Just off the coast there on the hill.
As we were driving home, we saw this light house so we had to get a picture of us in front of it.

Now we are in San Sebastian. We are only about 25 miles from France. This is a very beautiful Cathedral in San Sebastian. There is a parking garage under it, so we see it every time we go to San Sebastian. The parking here in Spain is next to nothing. So we take advantage of what ever parking we can find.
The famous Christ Statue in San Sebastian. This was a fun hike to the top. I did get my exercise that day. Which I needed.
San Sebastian is one of the most pretty cities here in Spain. It also has more to see than most of them. A beach in town.
As we were walking, I took this picture of this island. How would you like to live up on the top of that. I think if that was my house, I'd have made it much bigger. Maybe after the island, that was all they could afford. Actually, I don't even know if that is a house or not.
We are now on the top by the Statue of Christ. I took this picture because I thought it was so pretty. If you look real close, you can see the Cathedral where we left the car and walked up here. Not a small hike for this old lady. In the very middle you can see a black pointy building. That is the Cathedral.
More pictures of San Sebastian. You can see the Cathedral better here. I think the city is so pretty and clean. More modern than some of the cities.

We climbed up through the bottom of the Statue in a Chapel. It is more of a museum now.
If you can read this, you will know what this is all about. Someday, I'll be able to read this and I'll know too. That is why I took this picture.
That plaque was by this cannon so I think maybe it had to do with it in some way. There were many cannons around so this must have been some battle ground or fort of some sort. Wish I could tell you more.
Just more pictures to show you the city

Looking over the ocean.
I had to get this picture of Delwyn.
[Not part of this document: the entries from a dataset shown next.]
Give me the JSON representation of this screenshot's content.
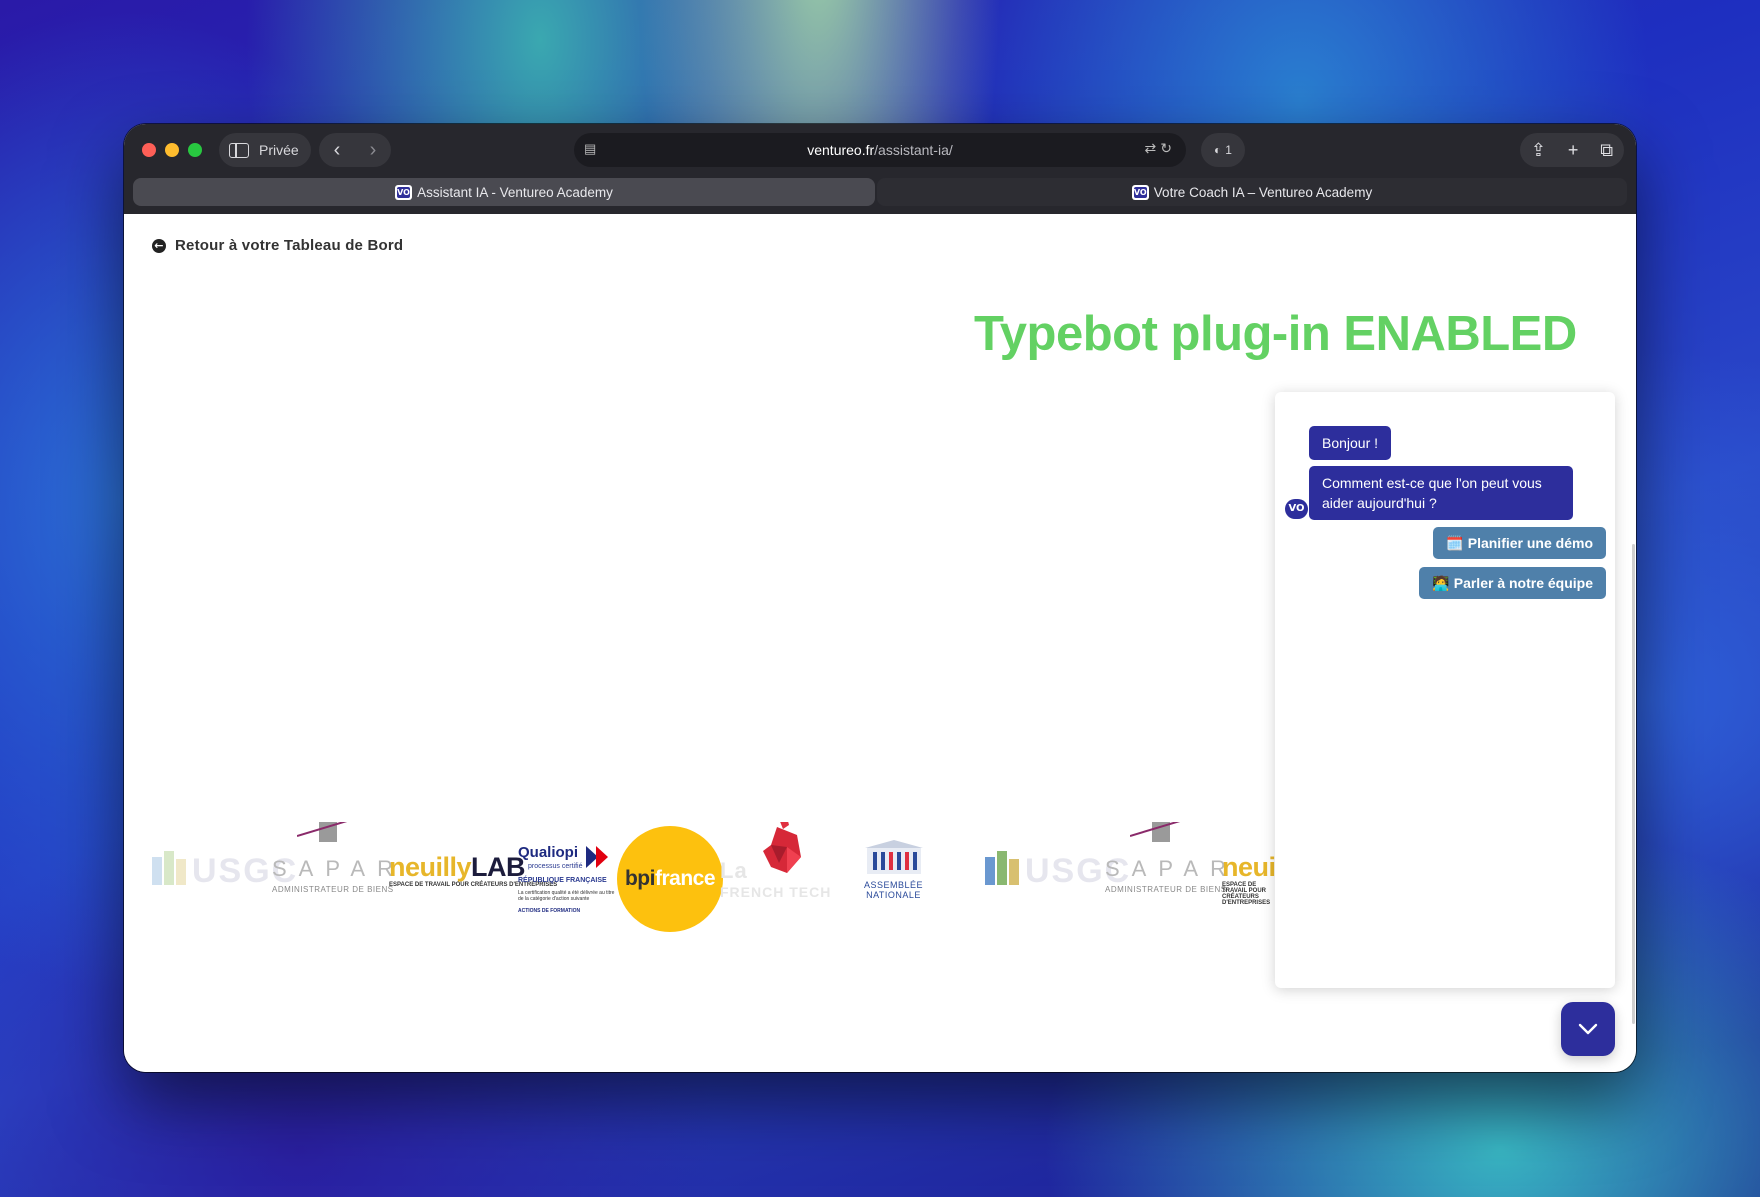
{
  "browser": {
    "sidebar_label": "Privée",
    "url_host": "ventureo.fr",
    "url_path": "/assistant-ia/",
    "tracker_count": "1",
    "tabs": [
      {
        "label": "Assistant IA - Ventureo Academy",
        "active": true
      },
      {
        "label": "Votre Coach IA – Ventureo Academy",
        "active": false
      }
    ],
    "favicon_text": "VO"
  },
  "page": {
    "back_link": "Retour à votre Tableau de Bord",
    "plugin_status": "Typebot plug-in ENABLED"
  },
  "chat": {
    "avatar_text": "VO",
    "messages": [
      {
        "text": "Bonjour !"
      },
      {
        "text": "Comment est-ce que l'on peut vous aider aujourd'hui ?"
      }
    ],
    "choices": [
      {
        "text": "🗓️ Planifier une démo"
      },
      {
        "text": "🧑‍💻 Parler à notre équipe"
      }
    ],
    "accent_color": "#2d2e9c",
    "choice_color": "#4f80aa"
  },
  "logos": {
    "usgc": "USGC",
    "sapar": "SAPAR",
    "sapar_sub": "ADMINISTRATEUR DE BIENS",
    "neuilly_a": "neuilly",
    "neuilly_b": "LAB",
    "neuilly_sub": "ESPACE DE TRAVAIL POUR CRÉATEURS D'ENTREPRISES",
    "qualiopi": "Qualiopi",
    "qualiopi_sub": "processus certifié",
    "qualiopi_rf": "RÉPUBLIQUE FRANÇAISE",
    "qualiopi_small": "La certification qualité a été délivrée au titre de la catégorie d'action suivante",
    "qualiopi_actions": "ACTIONS DE FORMATION",
    "bpi_a": "bpi",
    "bpi_b": "france",
    "frenchtech_a": "La",
    "frenchtech_b": "FRENCH TECH",
    "assemblee_a": "ASSEMBLÉE",
    "assemblee_b": "NATIONALE"
  }
}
Here we are in front at the top of the Statue of Christ.
As we were walking down, the Elders locked us up. I'm glad they were able to get us out of there.
After we had come down from the hill, we passed by this Catholic Chapel. I just wanted you to see the detail that they put in these old Building. I think they are so amazing.
The front door and more detail.